In my hands is lunar sample #227 from NASA’s Lunar Petrographic Thin Section Set. Embedded in this transparent disc are 6 samples of rock and soil from the surface of our nearest natural satellite in space, the Moon, collected by the astronauts of the Apollo missions. Continue reading
Lego have now released an all-women Research Institute on their online shop featuring an Astronomer who discovers new stars and planets with the telescope a Paleontologist who studies the origin of the dinosaurs and a Chemist that does experiments in the laboratory.
March 2014 could be the month you start stargazing – what a month to begin! Equally, you might already be a regular head-tilter, casting your gaze upwards and out beyond our own planet’s atmosphere. Whatever category you fall into – look up to the sky often and it’ll keep you happy, if not as mad as a March hare!
Go see Gravity in IMAX 3D! It’s breathtaking. Sandra Bullock is out-of-this-world sensational.
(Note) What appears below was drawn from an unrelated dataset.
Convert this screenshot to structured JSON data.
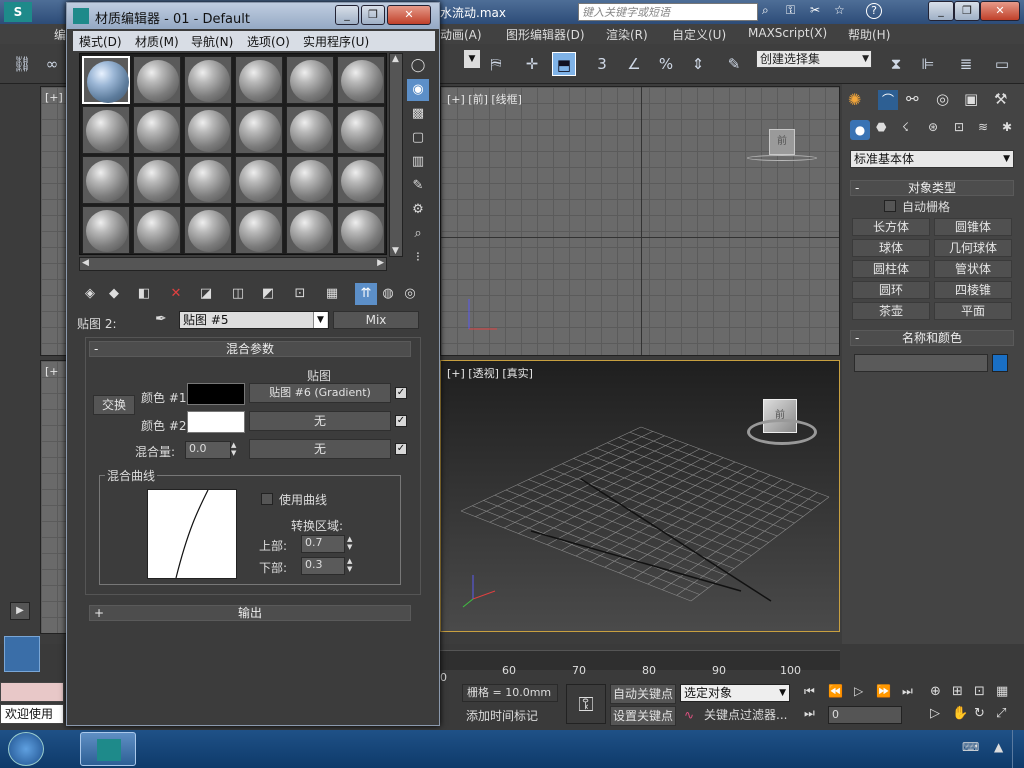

Clooney is like a charming Buzz Lightyear.
Watching the sky this August could seriously make you go ‘wow’! From fascinating clouds during the day, to scintilating stars and the Persied Meteor Shower at night.
Thinking of taking advantage of the dark skies now that it’s November? Great! Get out there and gaze upwards – how many of the millions of stars will you be able to see?
The brilliant colours that light up the sky on Fireworks Night don’t come about by accident. There’s a whole stack of science behind those brilliant blues, sensational silvers, and resplendent reds.
Stuntman, Felix Baumgartner became the first human projectile to break the sound barrier on Sunday 14th October, after he jumped from a helium balloon over 36,580 m (24 miles) above the surface of the Earth (the highest ever sky dive). But, what does breaking the sound barrier actually mean?
Preparing for a demo using liquid nitrogen and water.
Be sure to look up this August for one of the highlight’s of the astronomy calendar.